During the time this map was made, the region was in the midst of the First Schleswig War between Prussia, Germany and the duchies of Holstein and Schleswig against the Kingdom of Denmark. In 1848, when the King of Denmark, Frederick VII, proposed that the Duchies of Schleswig and Holstein be formally recognized as part of the Danish Kingdom, the predominantly German population of the two duchies rebelled for a free constitution, resulting in war. Denmark ultimately won the war and retained control of Schleswig-Holstein following the London Protocol of 1852. In 1863 Denmark once again tried to integrate the Duchy of Schleswig into the Kingdom of Denmark by passing the November Constitution, leading to the Second War of Schleswig in 1864 between Austria and Prussia on one side and Denmark on the other. In the end Denmark surrendered control over Schleswig, Lauenburg and Holstein to Prussia and Austria. The Second War of Schleswig would eventually culminate into the Austro-Prussian War of 1866 and Prussia would annex both Schleswig and Holstein to create the new province of Schleswig-Holstein.

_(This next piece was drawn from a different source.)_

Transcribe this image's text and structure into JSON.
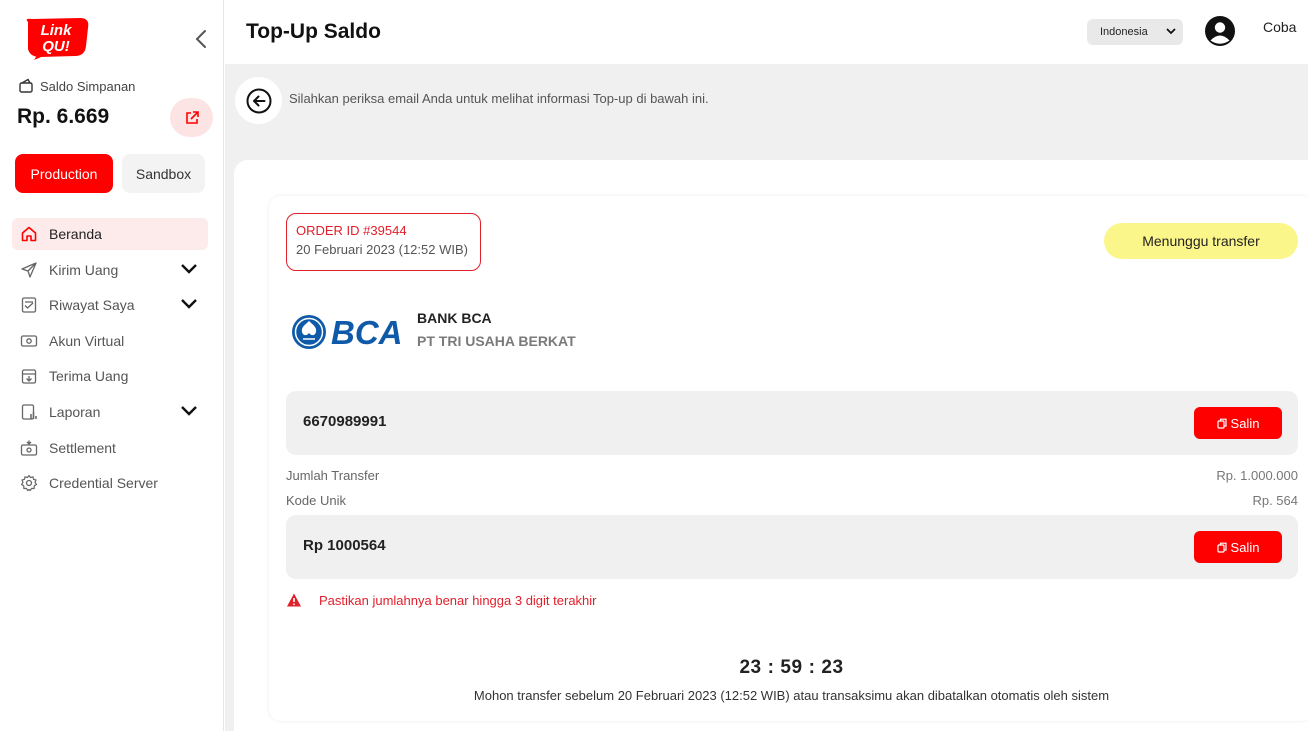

This map was issued in Meyer's Zeitung Atlas. Although all the maps in this atlas are not individually dated, the title page and maps were often updated while the imprint with the date was not, causing confusion to the exact date for some of the maps. Moreover some maps in the atlas were taped in at a later date as an update to the atlas. We have dated the maps in this collection to the best of our ability.
Joseph Meyer (May 9, 1796 - June 27, 1856) was a German industrialist and publisher, most notably for the encyclopedia Meyers Conversation-Lexicon. Born in Gotha, Germany, Meyer was educated as a merchant in Frankfurt am Main. He moved to London in 1816, but returned to Germany in a820 after his stock speculations and business adventures fell through. Once back in Germany, he began by investing in the textile trade (1820-24). Meyer began creating business plans concerning how to start railways soon after the first steam-hauled railway began operation in December 1835. He founded the Deutsche Eisenbahnschienen-Compangie auf Actien (German Railway Rail joint stock company) in 1845. Meyer also found great success as a publisher, utilizing the system of serial subscriptions to publications, a new idea for the time. He founded a company, Bibliographisches Institut in Gotha in 1825, which published several versions of the Bible, works of classical literature, atlases, the world in pictures on steel engravings, and an encyclopedia.
Meyer, J., Meyer's Zeitung Atlas, 1852.
Meyer's Zeitung Atlas, formally titled Neuster Zeitungs-Atlas Fuer Alte und Neue Erdkunde was a popular German hand-atlas published in Heidelberg by Joseph Meyer between, roughly, 1848 and 1859. The atlas is well engraved in the German style with exceptionally dense detail and minimal decoration. Meyer's Atlas, and its constituent maps, are typically very difficult to date as later editions often contain earlier maps and earlier editions later paste-in updates. That said, the atlas' frequent updates and publication run during a turbulent decade provide a noteworthy cartographic record of the period.
Very good. Minor toning and spotting at places.